The Arkansas League of Women Voters sued last week to ensure that voters are notified and given a chance to remedy the situation if election officials reject their absentee ballots. The federal lawsuit seeks to have election officials begin verifying those ballots well before the election, so voters have a chance to fix discrepancies in signatures, for example.
Learn about the 2020 ballot issues
Not sure about the ballot issues this election? The Public Policy Center at the University of Arkansas System Division of Agriculture’s Cooperative Extension Service has issued its 2020 Ballot Issues Voter Guide, which comes out every two years and offers an unbiased look at the questions and how they would change the Arkansas Constitution.
Arkansas Advocates for Children and Families is part of a new committee, Protect AR Rights, opposing Issue 3.
Reminder: Deadline to register to receive stimulus payments Oct. 15
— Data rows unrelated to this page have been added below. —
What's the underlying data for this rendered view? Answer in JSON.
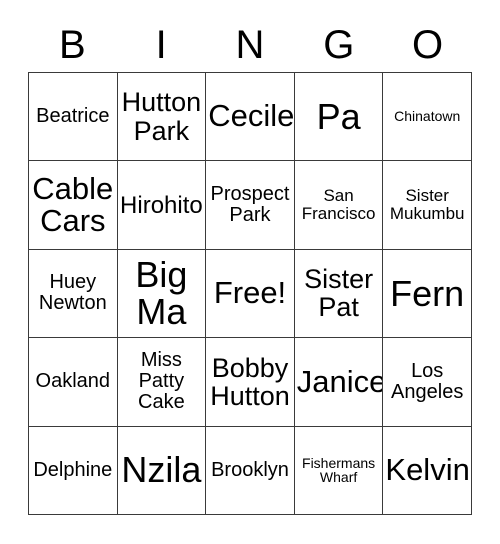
{
  "card": {
    "title": "BINGO",
    "header_letters": [
      "B",
      "I",
      "N",
      "G",
      "O"
    ],
    "free_space_label": "Free!",
    "colors": {
      "text": "#000000",
      "grid_line": "#3a3a3a",
      "background": "#ffffff"
    },
    "rows": [
      [
        {
          "text": "Beatrice",
          "size": "fs-md"
        },
        {
          "text": "Hutton Park",
          "size": "fs-xl"
        },
        {
          "text": "Cecile",
          "size": "fs-xxl"
        },
        {
          "text": "Pa",
          "size": "fs-huge"
        },
        {
          "text": "Chinatown",
          "size": "fs-xs"
        }
      ],
      [
        {
          "text": "Cable Cars",
          "size": "fs-xxl"
        },
        {
          "text": "Hirohito",
          "size": "fs-lg"
        },
        {
          "text": "Prospect Park",
          "size": "fs-md"
        },
        {
          "text": "San Francisco",
          "size": "fs-sm"
        },
        {
          "text": "Sister Mukumbu",
          "size": "fs-sm"
        }
      ],
      [
        {
          "text": "Huey Newton",
          "size": "fs-md"
        },
        {
          "text": "Big Ma",
          "size": "fs-huge"
        },
        {
          "text": "Free!",
          "size": "fs-xxl"
        },
        {
          "text": "Sister Pat",
          "size": "fs-xl"
        },
        {
          "text": "Fern",
          "size": "fs-huge"
        }
      ],
      [
        {
          "text": "Oakland",
          "size": "fs-md"
        },
        {
          "text": "Miss Patty Cake",
          "size": "fs-md"
        },
        {
          "text": "Bobby Hutton",
          "size": "fs-xl"
        },
        {
          "text": "Janice",
          "size": "fs-xxl"
        },
        {
          "text": "Los Angeles",
          "size": "fs-md"
        }
      ],
      [
        {
          "text": "Delphine",
          "size": "fs-md"
        },
        {
          "text": "Nzila",
          "size": "fs-huge"
        },
        {
          "text": "Brooklyn",
          "size": "fs-md"
        },
        {
          "text": "Fishermans Wharf",
          "size": "fs-xs"
        },
        {
          "text": "Kelvin",
          "size": "fs-xxl"
        }
      ]
    ]
  }
}
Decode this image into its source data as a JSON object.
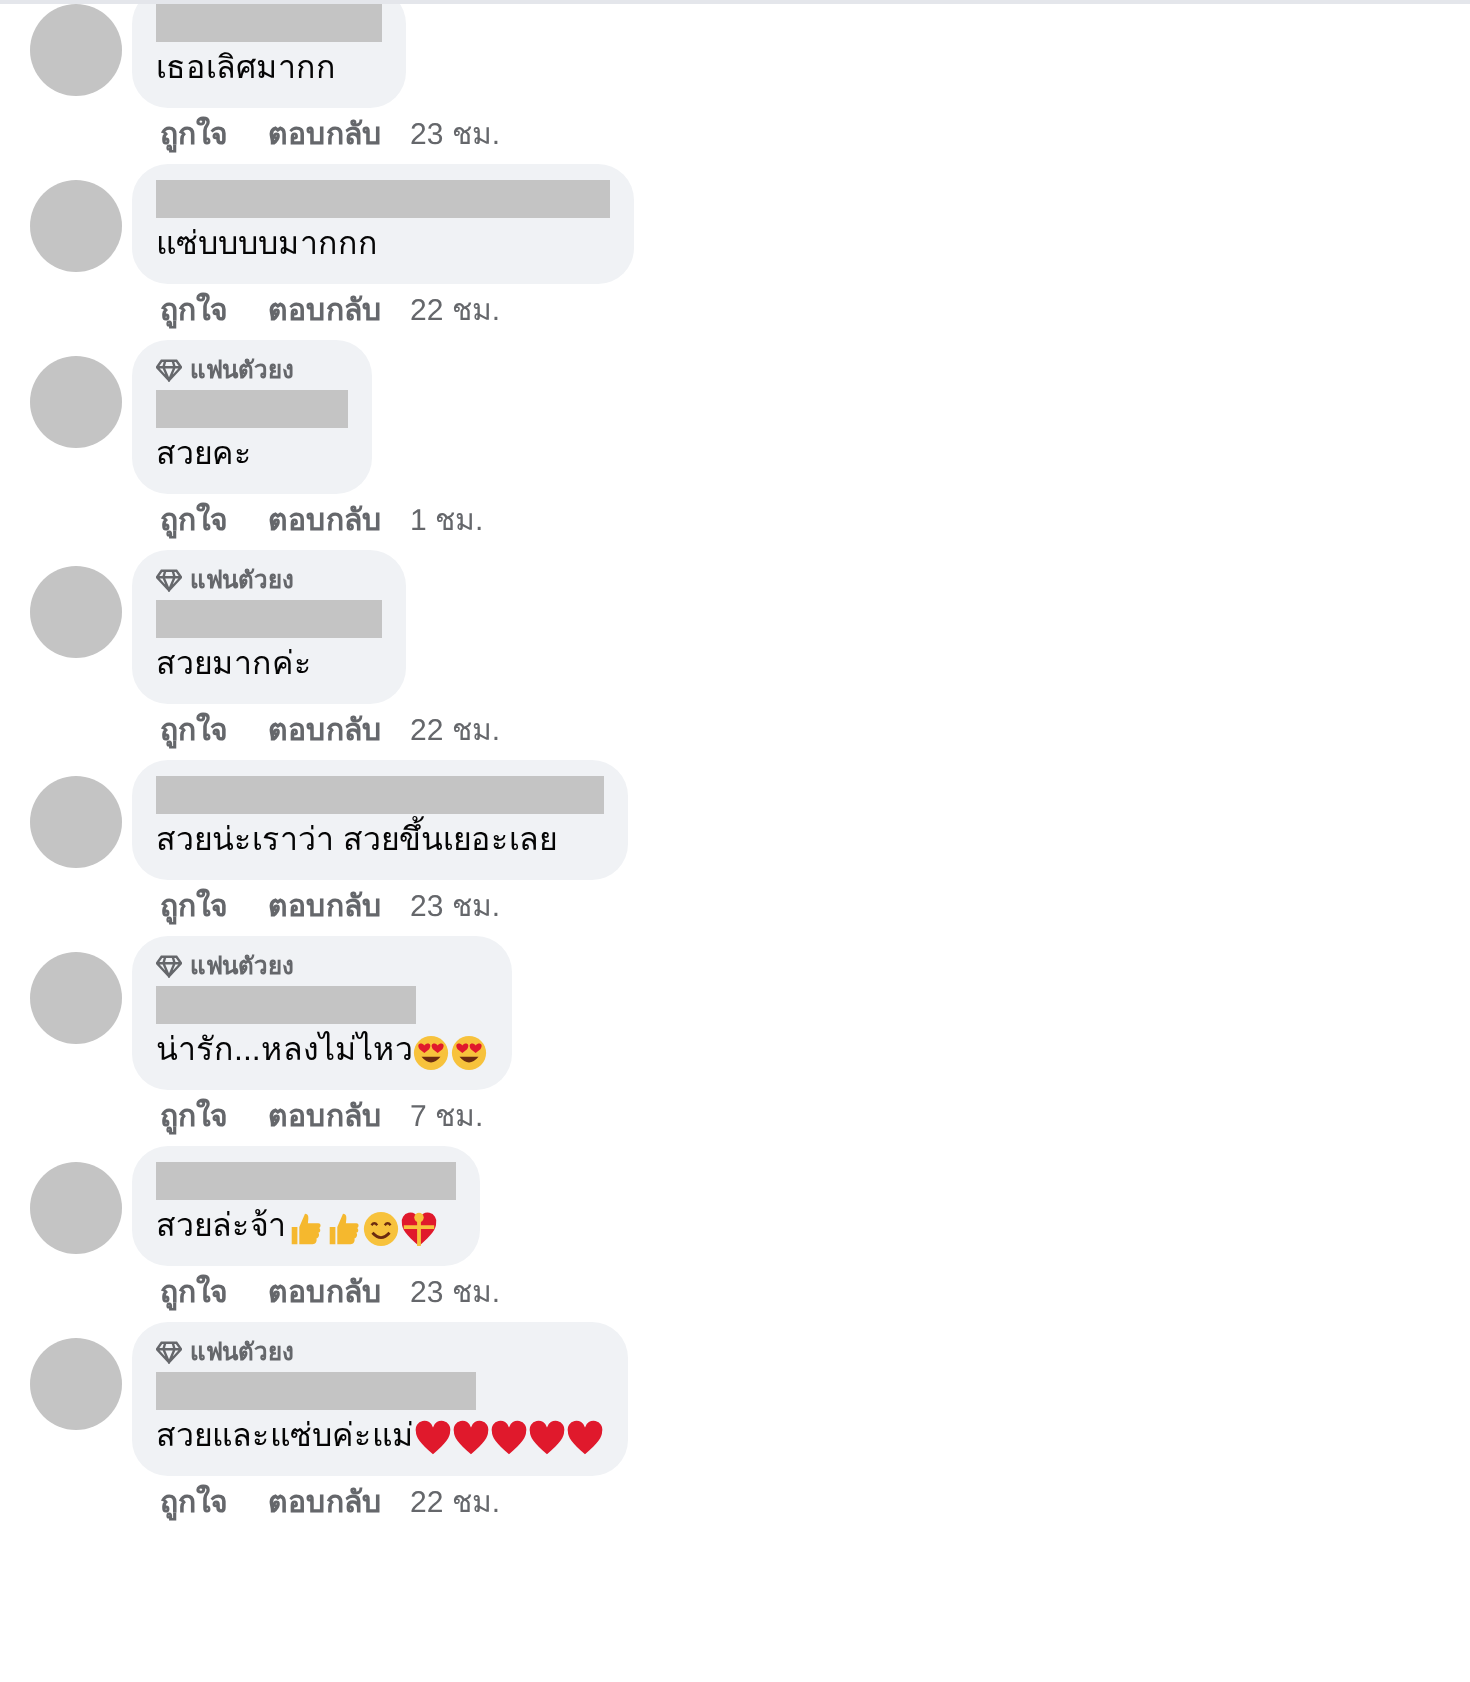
{
  "comments": [
    {
      "text": "เธอเลิศมากก",
      "actions": [
        "ถูกใจ",
        "ตอบกลับ"
      ],
      "time": "23 ชม."
    },
    {
      "text": "แซ่บบบบมากกก",
      "actions": [
        "ถูกใจ",
        "ตอบกลับ"
      ],
      "time": "22 ชม."
    },
    {
      "badge": "แฟนตัวยง",
      "text": "สวยคะ",
      "actions": [
        "ถูกใจ",
        "ตอบกลับ"
      ],
      "time": "1 ชม."
    },
    {
      "badge": "แฟนตัวยง",
      "text": "สวยมากค่ะ",
      "actions": [
        "ถูกใจ",
        "ตอบกลับ"
      ],
      "time": "22 ชม."
    },
    {
      "text": "สวยน่ะเราว่า สวยขึ้นเยอะเลย",
      "actions": [
        "ถูกใจ",
        "ตอบกลับ"
      ],
      "time": "23 ชม."
    },
    {
      "badge": "แฟนตัวยง",
      "text": "น่ารัก...หลงไม่ไหว",
      "icons": [
        {
          "kind": "heart-eyes"
        },
        {
          "kind": "heart-eyes"
        }
      ],
      "actions": [
        "ถูกใจ",
        "ตอบกลับ"
      ],
      "time": "7 ชม."
    },
    {
      "text": "สวยล่ะจ้า",
      "icons": [
        {
          "kind": "thumbs-up"
        },
        {
          "kind": "thumbs-up"
        },
        {
          "kind": "smile"
        },
        {
          "kind": "gift-heart"
        }
      ],
      "actions": [
        "ถูกใจ",
        "ตอบกลับ"
      ],
      "time": "23 ชม."
    },
    {
      "badge": "แฟนตัวยง",
      "text": "สวยและแซ่บค่ะแม่",
      "icons": [
        {
          "kind": "heart"
        },
        {
          "kind": "heart"
        },
        {
          "kind": "heart"
        },
        {
          "kind": "heart"
        },
        {
          "kind": "heart"
        }
      ],
      "actions": [
        "ถูกใจ",
        "ตอบกลับ"
      ],
      "time": "22 ชม."
    }
  ]
}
Tens of thousands of Arkansans have missed out on the stimulus payments that were intended to provide economic relief in the spring. They and millions of Americans have not yet received the stimulus payment because they did not file federal taxes in 2018 or 2019 and did not automatically receive them. They must go to the IRS economic payment website and click on the “Non-Filers” button to sign-up to receive the payment. The deadline is October 15.
Help us spread the word to those who may be affected. In Arkansas,143,000 did not automatically receive the payments. The Center for Budget and Policy Priorities has created communications materials, including fliers and social media graphics you can use to raise awareness. The resources can be found at the bottom of this webpage.
Local podcast gets more national attention
An already nationally acclaimed Arkansas-based podcast received another accolade this week. The Blackbelt Voices podcast was named one of the 15 Best Educational Podcasts by The Oprah Magazine. The magazine says “The Black, southern experience is explored in rich detail on this podcast hosted by writer Adena J. White, consulting strategist Kara Wilkins, and journalist Katrina Dupins. Episodes delve into topics like the cultural significance of hairstyles, the relationship between the national census and Black communities, and political organizing across the southern U.S.”
Happy news and happy chips
A Fort Smith nonprofit and community leader, Charlotte Tidwell, who founded Antioch Youth and Family, is now featured on Lays Lightly Salted Potato Chips as part of the company’s Operation Smile. Tidwell and Antioch help provide meals to over 20,000 families a month. You can see Tidwell’s Smile Story here (her box is on the far right, third from the top).
Northwest Arkansas election policy conversation
Live in Northwest Arkansas? Join the Arkansas Kids Count Coalition for a virtual policy discussion with your peers on issues impacting children in your community as we near the election. Share your insight with and hear from fellow advocates. Then learn about ways that you can make sure issues kids are facing are part of policy conversations during the election season. The event is open to the public.
Tuesday, October 13 from 11:00am-12:30pm
African Americans and COVID-19
From the beginning of the pandemic, African Americans have had COVID-19 hospitalizations and deaths at higher rates than their share of the population. Join us as we discuss how the pandemic has impacted the African American community here in Arkansas, the systemic inequities in health care and health care coverage that have led to the racial disparities we are seeing in COVID-19 cases and outcomes, and what can be done to improve health outcomes for African American Arkansans.
More upcoming virtual events
2020 Friends of Children Annual Luncheon
Tuesday, October 20 at 11:00am
Learn more and register
AR Kids Count Coalition, Children’s Policy Summit
Tuesday, November 17 to Thursday, November 19
Learn more and register